Work task
Your answer should be every line of the records that contains the word "title", copied as it stands.

+---+

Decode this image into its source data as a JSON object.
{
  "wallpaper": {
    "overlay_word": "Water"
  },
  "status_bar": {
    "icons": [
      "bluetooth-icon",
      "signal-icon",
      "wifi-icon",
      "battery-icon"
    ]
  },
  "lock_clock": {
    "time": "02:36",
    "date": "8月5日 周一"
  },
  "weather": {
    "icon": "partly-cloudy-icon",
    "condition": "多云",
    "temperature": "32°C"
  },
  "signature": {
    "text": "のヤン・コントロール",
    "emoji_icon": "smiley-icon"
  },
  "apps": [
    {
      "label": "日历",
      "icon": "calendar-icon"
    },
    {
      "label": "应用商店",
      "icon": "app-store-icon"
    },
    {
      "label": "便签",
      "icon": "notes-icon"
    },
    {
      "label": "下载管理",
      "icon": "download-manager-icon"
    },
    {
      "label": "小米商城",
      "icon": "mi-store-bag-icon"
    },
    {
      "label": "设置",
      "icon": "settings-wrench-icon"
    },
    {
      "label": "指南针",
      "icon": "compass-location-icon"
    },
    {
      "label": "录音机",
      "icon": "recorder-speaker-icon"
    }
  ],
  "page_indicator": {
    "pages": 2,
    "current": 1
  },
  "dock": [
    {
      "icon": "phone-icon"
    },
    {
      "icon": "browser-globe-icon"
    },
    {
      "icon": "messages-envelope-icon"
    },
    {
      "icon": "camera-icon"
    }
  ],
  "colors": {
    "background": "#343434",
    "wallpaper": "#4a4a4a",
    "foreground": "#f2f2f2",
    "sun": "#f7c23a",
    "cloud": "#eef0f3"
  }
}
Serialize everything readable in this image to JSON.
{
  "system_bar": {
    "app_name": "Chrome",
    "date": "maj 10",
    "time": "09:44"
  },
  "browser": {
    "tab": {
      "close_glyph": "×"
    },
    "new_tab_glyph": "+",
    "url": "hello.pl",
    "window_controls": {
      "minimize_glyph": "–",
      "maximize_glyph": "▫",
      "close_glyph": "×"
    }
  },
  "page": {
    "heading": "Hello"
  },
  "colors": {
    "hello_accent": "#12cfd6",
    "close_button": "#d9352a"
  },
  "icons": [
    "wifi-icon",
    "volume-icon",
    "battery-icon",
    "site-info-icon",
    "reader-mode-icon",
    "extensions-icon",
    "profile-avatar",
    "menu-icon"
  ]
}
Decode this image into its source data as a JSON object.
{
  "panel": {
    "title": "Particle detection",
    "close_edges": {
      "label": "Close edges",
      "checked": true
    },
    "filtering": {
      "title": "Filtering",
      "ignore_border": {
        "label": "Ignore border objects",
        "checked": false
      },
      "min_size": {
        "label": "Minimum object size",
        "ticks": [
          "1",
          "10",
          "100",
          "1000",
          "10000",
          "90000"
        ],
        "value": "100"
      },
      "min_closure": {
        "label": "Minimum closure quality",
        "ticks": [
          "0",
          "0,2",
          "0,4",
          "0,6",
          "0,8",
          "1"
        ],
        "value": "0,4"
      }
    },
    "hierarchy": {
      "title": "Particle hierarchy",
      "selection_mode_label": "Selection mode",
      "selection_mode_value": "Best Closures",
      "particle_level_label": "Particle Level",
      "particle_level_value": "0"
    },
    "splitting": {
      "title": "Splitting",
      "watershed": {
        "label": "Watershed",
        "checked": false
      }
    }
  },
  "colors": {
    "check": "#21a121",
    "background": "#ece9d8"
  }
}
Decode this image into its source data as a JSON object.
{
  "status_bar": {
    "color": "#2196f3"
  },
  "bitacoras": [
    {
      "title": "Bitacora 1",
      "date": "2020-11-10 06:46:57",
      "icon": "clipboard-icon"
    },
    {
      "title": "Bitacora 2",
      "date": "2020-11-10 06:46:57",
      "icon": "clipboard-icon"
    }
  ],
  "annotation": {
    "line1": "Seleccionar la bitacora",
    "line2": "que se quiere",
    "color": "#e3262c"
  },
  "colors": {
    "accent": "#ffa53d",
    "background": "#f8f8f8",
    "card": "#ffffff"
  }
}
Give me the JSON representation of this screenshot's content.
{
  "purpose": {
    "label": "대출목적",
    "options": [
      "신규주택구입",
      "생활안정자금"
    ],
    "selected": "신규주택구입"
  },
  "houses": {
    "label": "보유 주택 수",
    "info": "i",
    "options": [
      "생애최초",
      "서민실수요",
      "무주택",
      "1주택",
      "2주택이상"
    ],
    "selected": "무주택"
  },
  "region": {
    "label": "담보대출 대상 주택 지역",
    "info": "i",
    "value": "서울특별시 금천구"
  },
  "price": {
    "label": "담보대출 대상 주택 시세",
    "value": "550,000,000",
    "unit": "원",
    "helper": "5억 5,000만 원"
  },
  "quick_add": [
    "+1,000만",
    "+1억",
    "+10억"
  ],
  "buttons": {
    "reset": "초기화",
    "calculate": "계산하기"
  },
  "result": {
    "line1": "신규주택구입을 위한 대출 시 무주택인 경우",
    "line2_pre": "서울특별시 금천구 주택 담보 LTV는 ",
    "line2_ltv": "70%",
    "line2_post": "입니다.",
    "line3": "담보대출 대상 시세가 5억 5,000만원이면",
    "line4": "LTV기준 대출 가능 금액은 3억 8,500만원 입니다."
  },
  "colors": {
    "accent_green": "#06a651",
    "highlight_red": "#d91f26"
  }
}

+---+

Solution
    "title": "Particle detection",
      "title": "Filtering",
      "title": "Particle hierarchy",
      "title": "Splitting",
      "title": "Bitacora 1",
      "title": "Bitacora 2",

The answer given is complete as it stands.